Robert Christgau: Dean of American Rock Critics

Consumer Guide:
  User's Guide
  Grades 1990-
  Grades 1969-89
  Expert Witness
Books:
  Going Into the City
  Consumer Guide: 90s
  Grown Up All Wrong
  Consumer Guide: 80s
  Consumer Guide: 70s
  Any Old Way You Choose It
  Don't Stop 'til You Get Enough
Writings:
  CG Columns
  Rock&Roll& [new]
  Rock&Roll& [old]
  Music Essays
  Music Reviews
  Book Reviews
  NAJP Blog
  Playboy
  Blender
  Rolling Stone
  Billboard
  Video Reviews
  Pazz & Jop
  Recyclables
  Newsprint
  Lists
  Miscellany
Bibliography
NPR
Web Site:
  Home
  Site Map
  What's New?
Carola Dibbell:
  Carola's Website
  Archive
Venues:
  Noisey
CG Search:
Google Search:
Twitter:

Consumer Guide Album

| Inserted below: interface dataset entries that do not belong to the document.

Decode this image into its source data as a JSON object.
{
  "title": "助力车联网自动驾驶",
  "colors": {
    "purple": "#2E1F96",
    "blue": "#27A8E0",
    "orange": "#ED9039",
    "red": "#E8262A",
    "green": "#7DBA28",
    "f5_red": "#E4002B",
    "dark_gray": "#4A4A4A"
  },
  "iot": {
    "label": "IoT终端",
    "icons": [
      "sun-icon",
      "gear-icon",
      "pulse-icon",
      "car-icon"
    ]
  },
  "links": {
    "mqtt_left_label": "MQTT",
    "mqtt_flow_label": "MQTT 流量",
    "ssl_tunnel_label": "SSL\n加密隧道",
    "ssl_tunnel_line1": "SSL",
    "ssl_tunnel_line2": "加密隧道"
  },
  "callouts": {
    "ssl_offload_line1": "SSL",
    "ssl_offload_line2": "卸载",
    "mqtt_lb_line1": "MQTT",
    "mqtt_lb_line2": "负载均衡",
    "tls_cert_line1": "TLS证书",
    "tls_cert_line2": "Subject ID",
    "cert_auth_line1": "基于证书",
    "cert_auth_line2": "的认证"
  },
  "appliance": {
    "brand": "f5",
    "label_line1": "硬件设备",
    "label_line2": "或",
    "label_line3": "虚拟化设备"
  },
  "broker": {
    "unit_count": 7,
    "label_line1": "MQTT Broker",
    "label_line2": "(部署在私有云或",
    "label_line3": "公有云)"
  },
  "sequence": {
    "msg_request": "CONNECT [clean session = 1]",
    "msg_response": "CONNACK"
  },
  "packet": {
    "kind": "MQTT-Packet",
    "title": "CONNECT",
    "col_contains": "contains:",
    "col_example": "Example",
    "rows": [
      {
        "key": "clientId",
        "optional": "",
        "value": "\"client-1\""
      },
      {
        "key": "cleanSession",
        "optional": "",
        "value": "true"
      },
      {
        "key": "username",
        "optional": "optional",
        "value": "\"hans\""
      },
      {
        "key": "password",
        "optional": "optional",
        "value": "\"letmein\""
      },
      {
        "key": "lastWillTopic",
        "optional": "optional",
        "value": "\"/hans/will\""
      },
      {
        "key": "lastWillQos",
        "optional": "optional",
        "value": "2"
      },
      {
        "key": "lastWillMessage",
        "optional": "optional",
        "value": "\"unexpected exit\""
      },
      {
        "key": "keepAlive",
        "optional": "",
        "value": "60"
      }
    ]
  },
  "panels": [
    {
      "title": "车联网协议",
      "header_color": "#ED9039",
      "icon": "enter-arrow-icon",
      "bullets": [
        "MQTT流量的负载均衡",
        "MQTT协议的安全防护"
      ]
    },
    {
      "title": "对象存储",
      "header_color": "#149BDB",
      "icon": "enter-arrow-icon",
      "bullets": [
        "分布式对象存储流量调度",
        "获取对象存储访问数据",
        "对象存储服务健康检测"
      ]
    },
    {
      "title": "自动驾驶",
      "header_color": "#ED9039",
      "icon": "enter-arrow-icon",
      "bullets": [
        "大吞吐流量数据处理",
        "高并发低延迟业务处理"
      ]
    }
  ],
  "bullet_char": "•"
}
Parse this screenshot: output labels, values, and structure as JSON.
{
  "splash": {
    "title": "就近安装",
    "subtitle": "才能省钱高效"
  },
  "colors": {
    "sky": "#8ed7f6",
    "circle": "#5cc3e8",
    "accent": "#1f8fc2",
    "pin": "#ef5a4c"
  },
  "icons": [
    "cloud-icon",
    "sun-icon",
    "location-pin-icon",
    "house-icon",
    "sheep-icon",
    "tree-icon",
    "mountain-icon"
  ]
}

Mbuki Mvuki [Original Music, 1993]
Formally, this is more sampler than compilation--23 tastes of an Afrocentric catalogue that's long on cultural idiosyncrasy, highlighting many Islamic and Caribbean genres and several so local they're barely commodified. You figure that even if it induces some inquisitive soul to try Tumba, Cuarta & Kai and Songs the Swahili Sing--or, more fruitfully, Azagas & Archibogs and The Kampala Sound--there's no way so much weirdness can hang together. But back in the '70s, when Africa Dances made the entire sub-Sahara its oyster, it wasn't just because we didn't know any better that we didn't notice the clash of styles. The unifying force was John Storm Roberts's passion for the simple melody and the folk-pop cusp--the best term I can think of for the fusion of village ways and urban overload, naive curiosity and pancultural daring, that permeates the musics he tells the world about. On this labor of love from Roberts's associate Richard Henderson, the same spirit connects Professional Uhuru's "Medzi Me Digya" to, say, Unknown Street Group's "Asoi." You could carp about folkloricism on a couple of early selections, but starting no later than cut six, an eternal New Year's call-and-response from the Dutch Antilles, the tunes just keep on coming. A